Task statement: The word "handle" occurs in some lines of the listing. Copy those lines.

+++

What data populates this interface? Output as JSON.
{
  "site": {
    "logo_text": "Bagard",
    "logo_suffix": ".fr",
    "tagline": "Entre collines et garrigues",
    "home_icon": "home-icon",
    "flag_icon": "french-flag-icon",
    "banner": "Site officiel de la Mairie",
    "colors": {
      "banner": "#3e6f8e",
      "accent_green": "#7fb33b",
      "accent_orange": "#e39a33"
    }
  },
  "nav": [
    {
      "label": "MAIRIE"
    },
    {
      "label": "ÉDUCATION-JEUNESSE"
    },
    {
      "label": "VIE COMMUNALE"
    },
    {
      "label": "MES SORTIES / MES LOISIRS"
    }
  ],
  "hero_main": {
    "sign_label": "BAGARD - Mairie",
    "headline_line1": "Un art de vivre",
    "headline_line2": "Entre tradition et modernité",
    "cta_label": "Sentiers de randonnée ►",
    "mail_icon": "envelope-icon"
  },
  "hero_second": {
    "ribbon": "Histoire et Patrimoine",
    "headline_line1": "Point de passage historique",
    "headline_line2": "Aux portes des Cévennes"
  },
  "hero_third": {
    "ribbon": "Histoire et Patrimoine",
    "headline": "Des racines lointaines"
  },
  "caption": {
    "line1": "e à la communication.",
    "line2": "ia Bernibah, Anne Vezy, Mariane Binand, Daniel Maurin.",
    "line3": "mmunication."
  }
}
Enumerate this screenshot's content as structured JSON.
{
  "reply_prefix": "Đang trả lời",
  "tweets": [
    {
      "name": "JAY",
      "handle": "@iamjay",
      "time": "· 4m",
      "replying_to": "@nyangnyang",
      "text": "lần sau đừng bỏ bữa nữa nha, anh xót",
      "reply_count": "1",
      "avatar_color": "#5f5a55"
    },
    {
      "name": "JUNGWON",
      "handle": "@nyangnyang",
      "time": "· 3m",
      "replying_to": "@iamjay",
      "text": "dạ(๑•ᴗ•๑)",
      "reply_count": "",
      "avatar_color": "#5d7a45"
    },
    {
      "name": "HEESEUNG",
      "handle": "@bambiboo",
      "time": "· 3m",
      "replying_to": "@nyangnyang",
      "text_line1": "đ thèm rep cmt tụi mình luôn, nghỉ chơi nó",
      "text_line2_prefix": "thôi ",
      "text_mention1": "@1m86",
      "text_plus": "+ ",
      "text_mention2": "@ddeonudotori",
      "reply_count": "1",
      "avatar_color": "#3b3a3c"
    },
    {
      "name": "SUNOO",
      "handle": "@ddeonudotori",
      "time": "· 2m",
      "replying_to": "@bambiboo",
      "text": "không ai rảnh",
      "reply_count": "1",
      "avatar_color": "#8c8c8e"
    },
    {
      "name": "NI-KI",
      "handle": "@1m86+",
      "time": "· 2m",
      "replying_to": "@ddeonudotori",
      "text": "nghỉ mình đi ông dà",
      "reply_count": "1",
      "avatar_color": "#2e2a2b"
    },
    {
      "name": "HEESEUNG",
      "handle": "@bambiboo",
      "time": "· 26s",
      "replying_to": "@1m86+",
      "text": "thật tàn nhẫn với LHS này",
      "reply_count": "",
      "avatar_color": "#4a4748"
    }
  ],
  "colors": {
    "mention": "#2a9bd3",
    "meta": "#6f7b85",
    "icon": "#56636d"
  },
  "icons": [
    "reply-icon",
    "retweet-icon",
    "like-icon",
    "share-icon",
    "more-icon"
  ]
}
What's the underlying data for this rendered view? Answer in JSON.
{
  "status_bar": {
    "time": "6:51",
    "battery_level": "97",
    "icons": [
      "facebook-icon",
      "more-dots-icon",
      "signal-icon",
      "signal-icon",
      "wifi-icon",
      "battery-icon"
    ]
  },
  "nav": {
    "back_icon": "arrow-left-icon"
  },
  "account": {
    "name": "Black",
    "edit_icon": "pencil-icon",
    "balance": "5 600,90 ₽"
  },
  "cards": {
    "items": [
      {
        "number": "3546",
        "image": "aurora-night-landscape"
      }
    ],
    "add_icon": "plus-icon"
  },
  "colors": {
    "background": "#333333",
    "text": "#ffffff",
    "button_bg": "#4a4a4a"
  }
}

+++

Your response:
      "handle": "@iamjay",
      "handle": "@nyangnyang",
      "handle": "@bambiboo",
      "handle": "@ddeonudotori",
      "handle": "@1m86+",
      "handle": "@bambiboo",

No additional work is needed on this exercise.